WHAT THE TASK REQUIRES: Count every line below in which "icon" occurs, then give only the count.

Element data from apps and pages:

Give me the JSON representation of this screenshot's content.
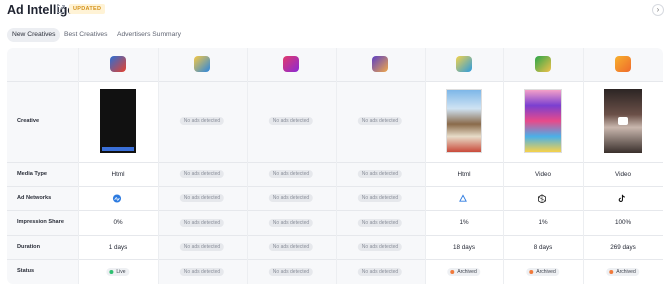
{
  "header": {
    "title": "Ad Intelligence",
    "badge": "UPDATED",
    "close": "›"
  },
  "tabs": [
    "New Creatives",
    "Best Creatives",
    "Advertisers Summary"
  ],
  "rows": {
    "creative": "Creative",
    "media_type": "Media Type",
    "ad_networks": "Ad Networks",
    "impression_share": "Impression Share",
    "duration": "Duration",
    "status": "Status"
  },
  "no_ads": "No ads detected",
  "apps": [
    {
      "icon": "app-icon-1",
      "color": "#e85a2c",
      "media_type": "Html",
      "network_icon": "meta-network-icon",
      "impression_share": "0%",
      "duration": "1 days",
      "status": "Live",
      "status_color": "#2fbf71"
    },
    {
      "icon": "app-icon-2",
      "color": "#f4b82e",
      "detected": false
    },
    {
      "icon": "app-icon-3",
      "color": "#d4366c",
      "detected": false
    },
    {
      "icon": "app-icon-4",
      "color": "#6a4fc7",
      "detected": false
    },
    {
      "icon": "app-icon-5",
      "color": "#3aa4d8",
      "media_type": "Html",
      "network_icon": "applovin-network-icon",
      "impression_share": "1%",
      "duration": "18 days",
      "status": "Archived",
      "status_color": "#f07a3c"
    },
    {
      "icon": "app-icon-6",
      "color": "#2aa64a",
      "media_type": "Video",
      "network_icon": "unity-network-icon",
      "impression_share": "1%",
      "duration": "8 days",
      "status": "Archived",
      "status_color": "#f07a3c"
    },
    {
      "icon": "app-icon-7",
      "color": "#f2903a",
      "media_type": "Video",
      "network_icon": "tiktok-network-icon",
      "impression_share": "100%",
      "duration": "269 days",
      "status": "Archived",
      "status_color": "#f07a3c"
    }
  ],
  "cols": {
    "c1": {
      "media_type": "Html",
      "impression_share": "0%",
      "duration": "1 days",
      "status": "Live"
    },
    "c5": {
      "media_type": "Html",
      "impression_share": "1%",
      "duration": "18 days",
      "status": "Archived"
    },
    "c6": {
      "media_type": "Video",
      "impression_share": "1%",
      "duration": "8 days",
      "status": "Archived"
    },
    "c7": {
      "media_type": "Video",
      "impression_share": "100%",
      "duration": "269 days",
      "status": "Archived"
    }
  }
}
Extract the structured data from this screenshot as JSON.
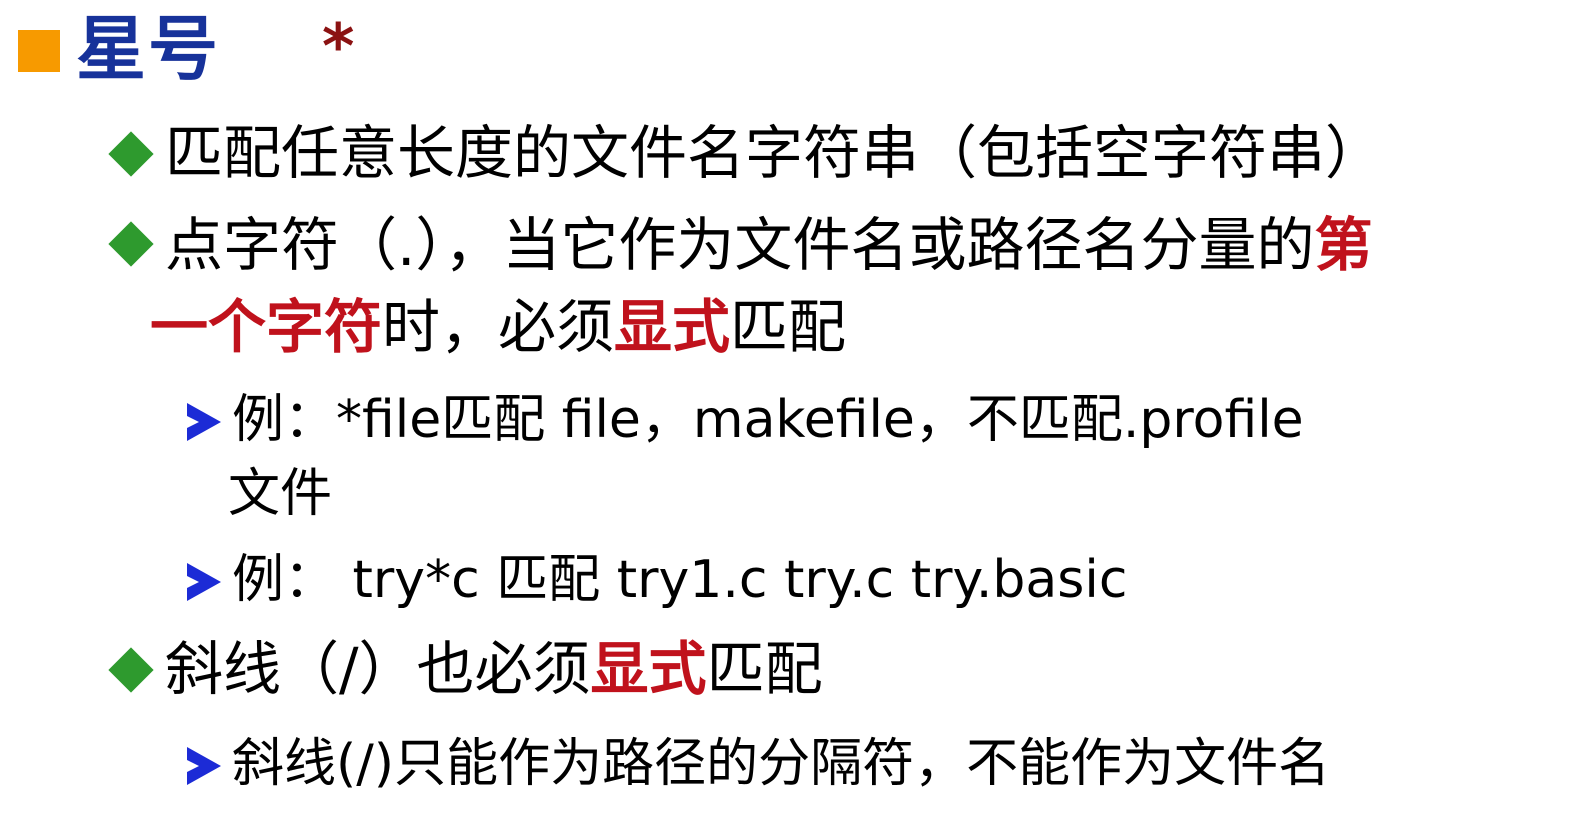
{
  "title": {
    "text": "星号",
    "symbol": "*"
  },
  "bullets": [
    {
      "text": "匹配任意长度的文件名字符串（包括空字符串）"
    },
    {
      "line1_part1": "点字符（.），当它作为文件名或路径名分量的",
      "line1_red": "第",
      "line2_red": "一个字符",
      "line2_part2": "时，必须",
      "line2_red2": "显式",
      "line2_part3": "匹配"
    }
  ],
  "examples": [
    {
      "line1": "例：*file匹配 file，makefile，不匹配.profile",
      "line2": "文件"
    },
    {
      "line1": "例：  try*c 匹配 try1.c try.c try.basic"
    }
  ],
  "slash": {
    "part1": "斜线（/）也必须",
    "red": "显式",
    "part2": "匹配",
    "sub": "斜线(/)只能作为路径的分隔符，不能作为文件名"
  },
  "colors": {
    "title": "#17329a",
    "title_bullet": "#f79a00",
    "star": "#8b1212",
    "diamond": "#2e9a2e",
    "arrow": "#1c2bd6",
    "emphasis": "#c0121c"
  }
}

TASK OUTPUT: 11